4 Steps To Get Customers On The Phone – Even When They Ghost You 👻
How do you deliver a great customer experience?
You talk to customers!!!!!
No tricks or shortcuts. MUST. TALK. TO. HUMANS.
Their unvarnished input, ideas, perspectives, and problems are mission critical to success.
That said, having conducted 1000s of customer check-in calls, sometimes the hardest part is actually getting customers on the phone (or Zoom)!
Here is my 4 step strategy to getting (most) customers to talk to you.
1. Send The First Email
Most people appreciate a heads up and unless you’re on a texting basis with a customer, email is the best first touch point.
Send an email saying that you’d love to hear how things are going and get their product and company feedback. People don’t like to answer a bunch of questions. They LOVE to share feedback though.
Other messaging to test with your customers
Be a case study
Ask for their “help” (people love to help, it’s a trigger to say yes)
Offer help with a certain feature or tool setup that you know applies to them
Links to helpful resources (this can backfire…“I read the links, I’m good.”)
Position it as 10-15 minute call. Short and manageable.
Use their name, company name, and a personal detail if you can. No one will reply to an email blast or generic email (unless they are angry!)
Short and sweet! Now take out all the extra words. Mo Bunnell gives great tips on business development emails that also apply here.
2. Send A Second Email + Cal Invite
Your best and favorite customers will probably reply to your first email.
That’s okay! They’re busy.
It’s probably a good sign that your product is not a hair-on-fire problem for them 😂
But you still want to talk to them!
Here’s what you do next…
Send a second email like this one:
I know you’re busy dominating marketing campaigns :) I’ll give you a try at 404-911-9111 tomorrow at 3p. I’ll optimistically send over a calendar invite but let me know if something else works!
“optimistically” or “tentatively” seems to be a key word — makes it friendly instead of pushy
reply to/thread with the first email so they have context of your previous email
CALENDAR INVITE!!!!! Send over an invite as soon as you send your email. Include your name/company, their name/company, and a bit of context. So if they haven’t read your email and see the calendar invite, they know what’s going on.
I SWEAR this email has a 50% reply rate.
People will say:
Great, talk to you then.
How about at 2:30p instead of 3p?
Use this # I’ll be in my car.
Let’s do the same time but next week.
Or sometimes it will be things like:
Fine, no need for a call
Too busy to chat but we’re good
We’re switching to a competitor (ouch!)
But at least you’re getting info!
Fun fact: I got this strategy straight from a sales person.
What’s aggressive in sales is helpful and proactive with customer success! 💖 🙌 😁
3. Call Them Anyway
First and foremost, I absolutely, positively, definitely call them (or get on the Zoom) at the time I said. Even if they don’t reply.

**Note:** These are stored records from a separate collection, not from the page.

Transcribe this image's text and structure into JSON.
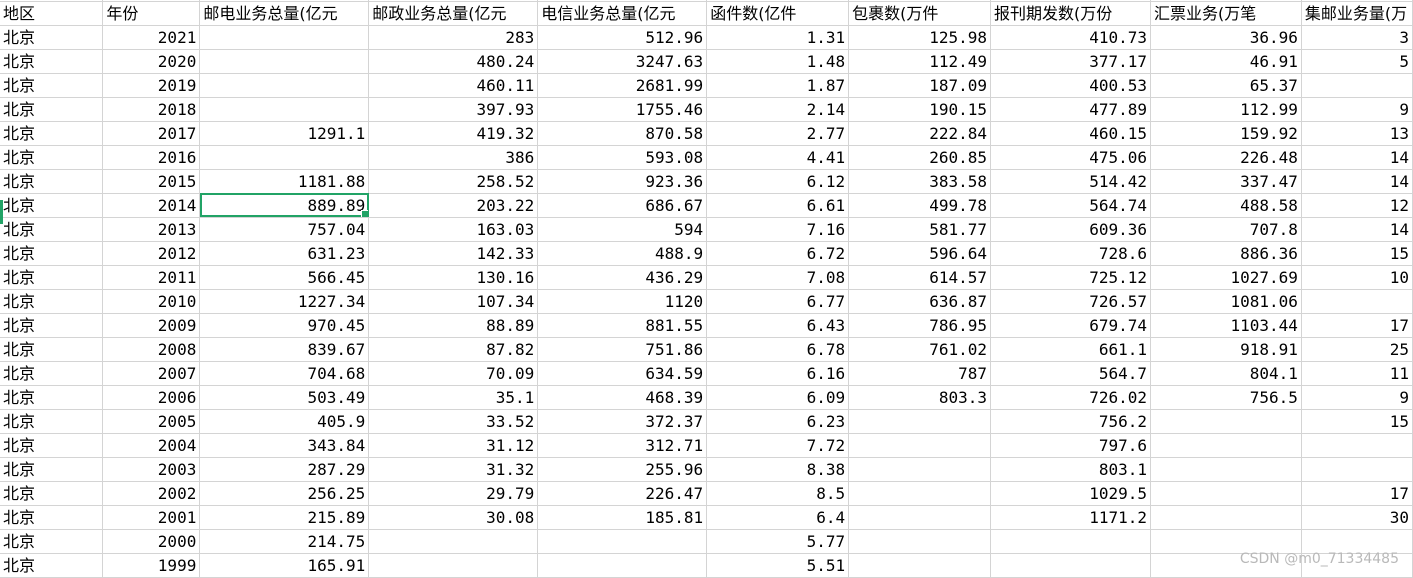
{
  "headers": [
    "地区",
    "年份",
    "邮电业务总量(亿元",
    "邮政业务总量(亿元",
    "电信业务总量(亿元",
    "函件数(亿件",
    "包裹数(万件",
    "报刊期发数(万份",
    "汇票业务(万笔",
    "集邮业务量(万"
  ],
  "rows": [
    [
      "北京",
      "2021",
      "",
      "283",
      "512.96",
      "1.31",
      "125.98",
      "410.73",
      "36.96",
      "3"
    ],
    [
      "北京",
      "2020",
      "",
      "480.24",
      "3247.63",
      "1.48",
      "112.49",
      "377.17",
      "46.91",
      "5"
    ],
    [
      "北京",
      "2019",
      "",
      "460.11",
      "2681.99",
      "1.87",
      "187.09",
      "400.53",
      "65.37",
      ""
    ],
    [
      "北京",
      "2018",
      "",
      "397.93",
      "1755.46",
      "2.14",
      "190.15",
      "477.89",
      "112.99",
      "9"
    ],
    [
      "北京",
      "2017",
      "1291.1",
      "419.32",
      "870.58",
      "2.77",
      "222.84",
      "460.15",
      "159.92",
      "13"
    ],
    [
      "北京",
      "2016",
      "",
      "386",
      "593.08",
      "4.41",
      "260.85",
      "475.06",
      "226.48",
      "14"
    ],
    [
      "北京",
      "2015",
      "1181.88",
      "258.52",
      "923.36",
      "6.12",
      "383.58",
      "514.42",
      "337.47",
      "14"
    ],
    [
      "北京",
      "2014",
      "889.89",
      "203.22",
      "686.67",
      "6.61",
      "499.78",
      "564.74",
      "488.58",
      "12"
    ],
    [
      "北京",
      "2013",
      "757.04",
      "163.03",
      "594",
      "7.16",
      "581.77",
      "609.36",
      "707.8",
      "14"
    ],
    [
      "北京",
      "2012",
      "631.23",
      "142.33",
      "488.9",
      "6.72",
      "596.64",
      "728.6",
      "886.36",
      "15"
    ],
    [
      "北京",
      "2011",
      "566.45",
      "130.16",
      "436.29",
      "7.08",
      "614.57",
      "725.12",
      "1027.69",
      "10"
    ],
    [
      "北京",
      "2010",
      "1227.34",
      "107.34",
      "1120",
      "6.77",
      "636.87",
      "726.57",
      "1081.06",
      ""
    ],
    [
      "北京",
      "2009",
      "970.45",
      "88.89",
      "881.55",
      "6.43",
      "786.95",
      "679.74",
      "1103.44",
      "17"
    ],
    [
      "北京",
      "2008",
      "839.67",
      "87.82",
      "751.86",
      "6.78",
      "761.02",
      "661.1",
      "918.91",
      "25"
    ],
    [
      "北京",
      "2007",
      "704.68",
      "70.09",
      "634.59",
      "6.16",
      "787",
      "564.7",
      "804.1",
      "11"
    ],
    [
      "北京",
      "2006",
      "503.49",
      "35.1",
      "468.39",
      "6.09",
      "803.3",
      "726.02",
      "756.5",
      "9"
    ],
    [
      "北京",
      "2005",
      "405.9",
      "33.52",
      "372.37",
      "6.23",
      "",
      "756.2",
      "",
      "15"
    ],
    [
      "北京",
      "2004",
      "343.84",
      "31.12",
      "312.71",
      "7.72",
      "",
      "797.6",
      "",
      ""
    ],
    [
      "北京",
      "2003",
      "287.29",
      "31.32",
      "255.96",
      "8.38",
      "",
      "803.1",
      "",
      ""
    ],
    [
      "北京",
      "2002",
      "256.25",
      "29.79",
      "226.47",
      "8.5",
      "",
      "1029.5",
      "",
      "17"
    ],
    [
      "北京",
      "2001",
      "215.89",
      "30.08",
      "185.81",
      "6.4",
      "",
      "1171.2",
      "",
      "30"
    ],
    [
      "北京",
      "2000",
      "214.75",
      "",
      "",
      "5.77",
      "",
      "",
      "",
      ""
    ],
    [
      "北京",
      "1999",
      "165.91",
      "",
      "",
      "5.51",
      "",
      "",
      "",
      ""
    ]
  ],
  "selected_cell": {
    "row": 7,
    "col": 2
  },
  "colors": {
    "grid": "#d4d4d4",
    "selection": "#21a366"
  },
  "watermark": "CSDN @m0_71334485"
}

You’ll get at least another 10-15% of folks who don’t respond but answer the phone or show up to a virtual meeting.
If I get 🦗crickets🦗 and no engagement, at the very least, it’s already on the calendar (Productivity Starter Pack Tip #2) so I’m accountable and have time to follow up.

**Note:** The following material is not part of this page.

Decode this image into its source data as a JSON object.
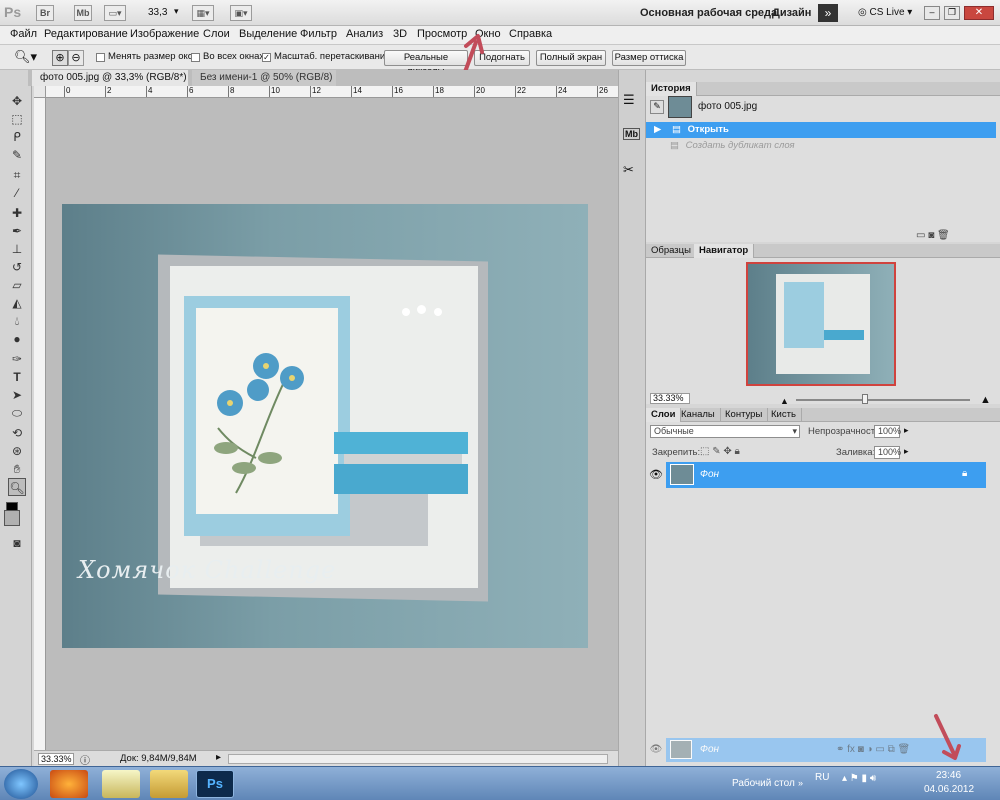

Which leads me to…
4. Leave A Message & Send Another Email
The best laid (customer outreach) plans don’t work for everyone.
Use your calendar block to:

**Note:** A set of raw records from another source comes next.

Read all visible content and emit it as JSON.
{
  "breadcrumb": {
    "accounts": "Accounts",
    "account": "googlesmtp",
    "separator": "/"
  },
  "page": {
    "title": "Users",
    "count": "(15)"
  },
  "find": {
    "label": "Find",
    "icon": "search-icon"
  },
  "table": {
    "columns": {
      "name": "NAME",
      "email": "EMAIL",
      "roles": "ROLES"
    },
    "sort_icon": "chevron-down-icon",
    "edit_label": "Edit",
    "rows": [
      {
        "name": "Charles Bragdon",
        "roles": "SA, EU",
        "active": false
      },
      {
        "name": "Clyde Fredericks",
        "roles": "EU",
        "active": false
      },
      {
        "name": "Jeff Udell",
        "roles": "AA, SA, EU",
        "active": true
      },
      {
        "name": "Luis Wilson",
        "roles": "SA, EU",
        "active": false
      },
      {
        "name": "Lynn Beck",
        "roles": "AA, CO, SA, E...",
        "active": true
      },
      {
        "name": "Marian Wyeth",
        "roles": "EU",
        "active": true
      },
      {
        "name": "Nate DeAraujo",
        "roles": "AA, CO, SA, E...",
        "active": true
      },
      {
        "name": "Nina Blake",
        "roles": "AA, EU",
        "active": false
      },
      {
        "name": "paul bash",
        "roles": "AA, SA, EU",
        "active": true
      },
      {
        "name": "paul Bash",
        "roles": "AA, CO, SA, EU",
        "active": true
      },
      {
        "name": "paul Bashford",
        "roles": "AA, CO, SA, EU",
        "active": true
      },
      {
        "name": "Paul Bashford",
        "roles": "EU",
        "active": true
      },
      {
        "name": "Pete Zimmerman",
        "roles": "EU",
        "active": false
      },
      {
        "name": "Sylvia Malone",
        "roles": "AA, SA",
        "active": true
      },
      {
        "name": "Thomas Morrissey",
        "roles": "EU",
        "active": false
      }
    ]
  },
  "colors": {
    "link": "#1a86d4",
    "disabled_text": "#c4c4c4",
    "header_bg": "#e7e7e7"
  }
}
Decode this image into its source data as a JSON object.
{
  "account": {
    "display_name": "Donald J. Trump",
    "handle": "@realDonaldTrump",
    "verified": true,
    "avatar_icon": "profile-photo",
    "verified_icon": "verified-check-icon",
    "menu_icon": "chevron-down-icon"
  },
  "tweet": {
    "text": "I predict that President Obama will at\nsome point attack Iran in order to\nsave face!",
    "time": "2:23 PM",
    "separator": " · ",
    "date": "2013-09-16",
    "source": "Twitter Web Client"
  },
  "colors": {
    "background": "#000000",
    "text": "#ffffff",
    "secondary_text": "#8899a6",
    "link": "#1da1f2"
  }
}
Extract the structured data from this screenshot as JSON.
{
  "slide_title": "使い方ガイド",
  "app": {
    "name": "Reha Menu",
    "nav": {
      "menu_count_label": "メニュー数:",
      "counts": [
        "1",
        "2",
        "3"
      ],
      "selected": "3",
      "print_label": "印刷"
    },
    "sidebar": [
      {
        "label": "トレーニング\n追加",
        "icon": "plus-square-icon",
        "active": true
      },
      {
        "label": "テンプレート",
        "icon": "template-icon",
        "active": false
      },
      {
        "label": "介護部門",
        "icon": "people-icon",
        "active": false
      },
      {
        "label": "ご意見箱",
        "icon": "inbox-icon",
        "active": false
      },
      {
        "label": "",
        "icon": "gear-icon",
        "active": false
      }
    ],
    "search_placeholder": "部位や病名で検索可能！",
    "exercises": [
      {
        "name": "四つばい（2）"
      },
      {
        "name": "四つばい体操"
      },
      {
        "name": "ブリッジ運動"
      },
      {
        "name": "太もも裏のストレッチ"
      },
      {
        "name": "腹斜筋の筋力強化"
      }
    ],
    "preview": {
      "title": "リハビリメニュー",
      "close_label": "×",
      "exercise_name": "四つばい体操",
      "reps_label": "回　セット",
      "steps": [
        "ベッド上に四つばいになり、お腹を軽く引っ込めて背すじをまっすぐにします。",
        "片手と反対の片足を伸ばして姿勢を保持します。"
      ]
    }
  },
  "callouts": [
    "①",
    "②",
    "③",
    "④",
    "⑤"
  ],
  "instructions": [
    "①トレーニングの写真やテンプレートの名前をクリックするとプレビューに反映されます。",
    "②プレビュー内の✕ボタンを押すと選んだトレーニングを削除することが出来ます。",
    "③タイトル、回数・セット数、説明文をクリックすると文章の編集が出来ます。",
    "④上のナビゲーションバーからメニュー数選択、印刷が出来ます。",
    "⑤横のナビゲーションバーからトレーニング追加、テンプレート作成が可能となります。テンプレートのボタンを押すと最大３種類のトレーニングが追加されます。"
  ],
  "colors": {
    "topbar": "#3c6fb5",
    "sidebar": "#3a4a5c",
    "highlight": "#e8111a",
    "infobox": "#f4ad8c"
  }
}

Leave a friendly message
Intro yourself, obvi
Indicate you’ll also send an email
Feel free to include 1 short tip, new feature, upcoming event they might like
Send a follow up email
BEFORE your goal was to talk to them
NOW — you want to share helpful info via email
Bullets, hyperlinks, still keep it as short as possible (3, maybe 4 bullets)
Customized to their account/usage/goals if possible
Even if we don’t talk this time, I build trust with follow through!
Make sure to include a Calendly link and open invite to chat when the time is right.
You never know what’s going on when someone doesn’t reply.
Here are real examples why a customer went dark:
6 month struggle with Lyme disease
7 tradeshows back-to-back
About to get fired
Testing a competitor’s product 🙃
Huge internal project/launch
And 100 other things.
So if at first you don’t succeed, try, try again!
Run your outreach playbook again next month or next quarter depending on the customer, your company size, and what seems reasonable without being annoying.
Figure out what works with your unique customer (at Rigor, engineers hated phone calls but loved email and chat!) and test new strategies, language, and resources.
What are your best strategies for gathering customer feedback? Any tips for getting busy customers to talk to you?